» ASSIGNED TASK:
Return the listing below in full, exactly.

» DATASET CONTENT:
..........
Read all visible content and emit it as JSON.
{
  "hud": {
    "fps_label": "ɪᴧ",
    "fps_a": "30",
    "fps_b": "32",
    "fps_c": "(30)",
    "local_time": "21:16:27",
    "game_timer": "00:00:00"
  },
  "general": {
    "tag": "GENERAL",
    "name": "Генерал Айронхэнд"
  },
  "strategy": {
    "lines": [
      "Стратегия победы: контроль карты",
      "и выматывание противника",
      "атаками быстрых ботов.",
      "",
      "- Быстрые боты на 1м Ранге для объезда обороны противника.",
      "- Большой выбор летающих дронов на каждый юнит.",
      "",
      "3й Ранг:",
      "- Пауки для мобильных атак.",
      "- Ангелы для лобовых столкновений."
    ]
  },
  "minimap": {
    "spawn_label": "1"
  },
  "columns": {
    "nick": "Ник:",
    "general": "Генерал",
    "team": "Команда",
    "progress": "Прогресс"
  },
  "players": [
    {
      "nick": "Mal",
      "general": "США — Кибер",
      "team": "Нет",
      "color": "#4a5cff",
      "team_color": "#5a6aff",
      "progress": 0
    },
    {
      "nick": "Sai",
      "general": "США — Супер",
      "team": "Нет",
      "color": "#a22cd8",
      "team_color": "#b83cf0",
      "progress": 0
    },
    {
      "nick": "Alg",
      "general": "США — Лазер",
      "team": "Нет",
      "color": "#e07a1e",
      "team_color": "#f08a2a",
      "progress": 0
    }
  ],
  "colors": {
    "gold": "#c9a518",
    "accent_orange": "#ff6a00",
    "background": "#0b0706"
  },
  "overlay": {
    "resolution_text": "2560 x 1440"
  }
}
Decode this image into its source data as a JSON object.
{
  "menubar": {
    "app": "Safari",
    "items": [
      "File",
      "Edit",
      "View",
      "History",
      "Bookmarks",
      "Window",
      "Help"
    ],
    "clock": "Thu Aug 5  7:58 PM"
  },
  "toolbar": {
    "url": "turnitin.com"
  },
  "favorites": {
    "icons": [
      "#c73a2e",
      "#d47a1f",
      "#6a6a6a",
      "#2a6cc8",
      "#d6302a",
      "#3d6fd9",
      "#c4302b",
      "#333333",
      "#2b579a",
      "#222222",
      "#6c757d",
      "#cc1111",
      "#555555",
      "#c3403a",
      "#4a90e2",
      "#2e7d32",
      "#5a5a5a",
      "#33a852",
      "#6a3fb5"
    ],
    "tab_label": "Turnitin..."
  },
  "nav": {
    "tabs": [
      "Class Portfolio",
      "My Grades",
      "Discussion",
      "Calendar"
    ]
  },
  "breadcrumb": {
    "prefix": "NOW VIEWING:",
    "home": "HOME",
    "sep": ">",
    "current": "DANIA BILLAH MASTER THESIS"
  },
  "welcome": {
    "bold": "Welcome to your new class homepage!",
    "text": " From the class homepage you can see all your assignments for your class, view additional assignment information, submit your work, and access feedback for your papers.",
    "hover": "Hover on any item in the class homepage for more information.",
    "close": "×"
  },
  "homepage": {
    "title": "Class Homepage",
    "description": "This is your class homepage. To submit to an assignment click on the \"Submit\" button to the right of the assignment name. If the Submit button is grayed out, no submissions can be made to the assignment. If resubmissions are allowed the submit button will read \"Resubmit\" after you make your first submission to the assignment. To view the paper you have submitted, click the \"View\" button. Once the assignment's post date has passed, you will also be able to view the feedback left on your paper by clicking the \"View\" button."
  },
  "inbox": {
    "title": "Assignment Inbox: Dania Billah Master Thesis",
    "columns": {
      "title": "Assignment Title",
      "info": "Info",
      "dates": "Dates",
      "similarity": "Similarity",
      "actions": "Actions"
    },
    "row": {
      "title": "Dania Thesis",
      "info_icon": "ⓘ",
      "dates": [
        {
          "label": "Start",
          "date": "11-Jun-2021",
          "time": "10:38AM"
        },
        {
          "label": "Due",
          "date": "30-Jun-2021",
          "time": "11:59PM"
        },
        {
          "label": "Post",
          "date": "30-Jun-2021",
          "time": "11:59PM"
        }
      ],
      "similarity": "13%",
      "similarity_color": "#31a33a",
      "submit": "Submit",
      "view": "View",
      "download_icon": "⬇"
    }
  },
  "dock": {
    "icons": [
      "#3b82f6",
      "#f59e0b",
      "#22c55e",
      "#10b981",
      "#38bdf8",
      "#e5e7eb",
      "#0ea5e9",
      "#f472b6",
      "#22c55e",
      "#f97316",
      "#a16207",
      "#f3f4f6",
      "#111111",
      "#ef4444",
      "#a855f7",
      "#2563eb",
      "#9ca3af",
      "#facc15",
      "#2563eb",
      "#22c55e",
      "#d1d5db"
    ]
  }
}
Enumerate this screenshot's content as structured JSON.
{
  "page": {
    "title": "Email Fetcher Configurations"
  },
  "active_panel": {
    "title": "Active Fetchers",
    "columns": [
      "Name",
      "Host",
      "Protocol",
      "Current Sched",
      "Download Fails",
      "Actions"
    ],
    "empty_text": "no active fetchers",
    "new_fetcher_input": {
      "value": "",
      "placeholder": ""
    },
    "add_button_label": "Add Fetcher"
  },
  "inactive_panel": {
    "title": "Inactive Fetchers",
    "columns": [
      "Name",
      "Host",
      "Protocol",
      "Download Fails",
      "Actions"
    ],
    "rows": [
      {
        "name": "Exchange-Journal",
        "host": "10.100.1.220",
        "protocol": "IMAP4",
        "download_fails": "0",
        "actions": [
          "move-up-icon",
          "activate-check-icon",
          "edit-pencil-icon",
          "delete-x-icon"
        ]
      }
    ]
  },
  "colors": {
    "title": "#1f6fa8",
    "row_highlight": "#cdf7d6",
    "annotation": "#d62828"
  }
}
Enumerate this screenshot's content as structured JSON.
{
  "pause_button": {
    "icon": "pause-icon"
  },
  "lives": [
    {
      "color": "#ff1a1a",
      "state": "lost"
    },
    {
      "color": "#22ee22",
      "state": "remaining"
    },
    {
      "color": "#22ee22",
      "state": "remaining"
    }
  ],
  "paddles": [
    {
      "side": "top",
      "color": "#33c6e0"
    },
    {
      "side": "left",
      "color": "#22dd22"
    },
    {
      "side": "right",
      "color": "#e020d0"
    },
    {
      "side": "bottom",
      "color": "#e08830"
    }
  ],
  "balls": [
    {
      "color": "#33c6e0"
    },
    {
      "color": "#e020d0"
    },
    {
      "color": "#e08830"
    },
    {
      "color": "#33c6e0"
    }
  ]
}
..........
» SOLUTION BELOW:
Read all visible content and emit it as JSON.
{
  "hud": {
    "fps_label": "ɪᴧ",
    "fps_a": "30",
    "fps_b": "32",
    "fps_c": "(30)",
    "local_time": "21:16:27",
    "game_timer": "00:00:00"
  },
  "general": {
    "tag": "GENERAL",
    "name": "Генерал Айронхэнд"
  },
  "strategy": {
    "lines": [
      "Стратегия победы: контроль карты",
      "и выматывание противника",
      "атаками быстрых ботов.",
      "",
      "- Быстрые боты на 1м Ранге для объезда обороны противника.",
      "- Большой выбор летающих дронов на каждый юнит.",
      "",
      "3й Ранг:",
      "- Пауки для мобильных атак.",
      "- Ангелы для лобовых столкновений."
    ]
  },
  "minimap": {
    "spawn_label": "1"
  },
  "columns": {
    "nick": "Ник:",
    "general": "Генерал",
    "team": "Команда",
    "progress": "Прогресс"
  },
  "players": [
    {
      "nick": "Mal",
      "general": "США — Кибер",
      "team": "Нет",
      "color": "#4a5cff",
      "team_color": "#5a6aff",
      "progress": 0
    },
    {
      "nick": "Sai",
      "general": "США — Супер",
      "team": "Нет",
      "color": "#a22cd8",
      "team_color": "#b83cf0",
      "progress": 0
    },
    {
      "nick": "Alg",
      "general": "США — Лазер",
      "team": "Нет",
      "color": "#e07a1e",
      "team_color": "#f08a2a",
      "progress": 0
    }
  ],
  "colors": {
    "gold": "#c9a518",
    "accent_orange": "#ff6a00",
    "background": "#0b0706"
  },
  "overlay": {
    "resolution_text": "2560 x 1440"
  }
}
Decode this image into its source data as a JSON object.
{
  "menubar": {
    "app": "Safari",
    "items": [
      "File",
      "Edit",
      "View",
      "History",
      "Bookmarks",
      "Window",
      "Help"
    ],
    "clock": "Thu Aug 5  7:58 PM"
  },
  "toolbar": {
    "url": "turnitin.com"
  },
  "favorites": {
    "icons": [
      "#c73a2e",
      "#d47a1f",
      "#6a6a6a",
      "#2a6cc8",
      "#d6302a",
      "#3d6fd9",
      "#c4302b",
      "#333333",
      "#2b579a",
      "#222222",
      "#6c757d",
      "#cc1111",
      "#555555",
      "#c3403a",
      "#4a90e2",
      "#2e7d32",
      "#5a5a5a",
      "#33a852",
      "#6a3fb5"
    ],
    "tab_label": "Turnitin..."
  },
  "nav": {
    "tabs": [
      "Class Portfolio",
      "My Grades",
      "Discussion",
      "Calendar"
    ]
  },
  "breadcrumb": {
    "prefix": "NOW VIEWING:",
    "home": "HOME",
    "sep": ">",
    "current": "DANIA BILLAH MASTER THESIS"
  },
  "welcome": {
    "bold": "Welcome to your new class homepage!",
    "text": " From the class homepage you can see all your assignments for your class, view additional assignment information, submit your work, and access feedback for your papers.",
    "hover": "Hover on any item in the class homepage for more information.",
    "close": "×"
  },
  "homepage": {
    "title": "Class Homepage",
    "description": "This is your class homepage. To submit to an assignment click on the \"Submit\" button to the right of the assignment name. If the Submit button is grayed out, no submissions can be made to the assignment. If resubmissions are allowed the submit button will read \"Resubmit\" after you make your first submission to the assignment. To view the paper you have submitted, click the \"View\" button. Once the assignment's post date has passed, you will also be able to view the feedback left on your paper by clicking the \"View\" button."
  },
  "inbox": {
    "title": "Assignment Inbox: Dania Billah Master Thesis",
    "columns": {
      "title": "Assignment Title",
      "info": "Info",
      "dates": "Dates",
      "similarity": "Similarity",
      "actions": "Actions"
    },
    "row": {
      "title": "Dania Thesis",
      "info_icon": "ⓘ",
      "dates": [
        {
          "label": "Start",
          "date": "11-Jun-2021",
          "time": "10:38AM"
        },
        {
          "label": "Due",
          "date": "30-Jun-2021",
          "time": "11:59PM"
        },
        {
          "label": "Post",
          "date": "30-Jun-2021",
          "time": "11:59PM"
        }
      ],
      "similarity": "13%",
      "similarity_color": "#31a33a",
      "submit": "Submit",
      "view": "View",
      "download_icon": "⬇"
    }
  },
  "dock": {
    "icons": [
      "#3b82f6",
      "#f59e0b",
      "#22c55e",
      "#10b981",
      "#38bdf8",
      "#e5e7eb",
      "#0ea5e9",
      "#f472b6",
      "#22c55e",
      "#f97316",
      "#a16207",
      "#f3f4f6",
      "#111111",
      "#ef4444",
      "#a855f7",
      "#2563eb",
      "#9ca3af",
      "#facc15",
      "#2563eb",
      "#22c55e",
      "#d1d5db"
    ]
  }
}
Enumerate this screenshot's content as structured JSON.
{
  "page": {
    "title": "Email Fetcher Configurations"
  },
  "active_panel": {
    "title": "Active Fetchers",
    "columns": [
      "Name",
      "Host",
      "Protocol",
      "Current Sched",
      "Download Fails",
      "Actions"
    ],
    "empty_text": "no active fetchers",
    "new_fetcher_input": {
      "value": "",
      "placeholder": ""
    },
    "add_button_label": "Add Fetcher"
  },
  "inactive_panel": {
    "title": "Inactive Fetchers",
    "columns": [
      "Name",
      "Host",
      "Protocol",
      "Download Fails",
      "Actions"
    ],
    "rows": [
      {
        "name": "Exchange-Journal",
        "host": "10.100.1.220",
        "protocol": "IMAP4",
        "download_fails": "0",
        "actions": [
          "move-up-icon",
          "activate-check-icon",
          "edit-pencil-icon",
          "delete-x-icon"
        ]
      }
    ]
  },
  "colors": {
    "title": "#1f6fa8",
    "row_highlight": "#cdf7d6",
    "annotation": "#d62828"
  }
}
Enumerate this screenshot's content as structured JSON.
{
  "pause_button": {
    "icon": "pause-icon"
  },
  "lives": [
    {
      "color": "#ff1a1a",
      "state": "lost"
    },
    {
      "color": "#22ee22",
      "state": "remaining"
    },
    {
      "color": "#22ee22",
      "state": "remaining"
    }
  ],
  "paddles": [
    {
      "side": "top",
      "color": "#33c6e0"
    },
    {
      "side": "left",
      "color": "#22dd22"
    },
    {
      "side": "right",
      "color": "#e020d0"
    },
    {
      "side": "bottom",
      "color": "#e08830"
    }
  ],
  "balls": [
    {
      "color": "#33c6e0"
    },
    {
      "color": "#e020d0"
    },
    {
      "color": "#e08830"
    },
    {
      "color": "#33c6e0"
    }
  ]
}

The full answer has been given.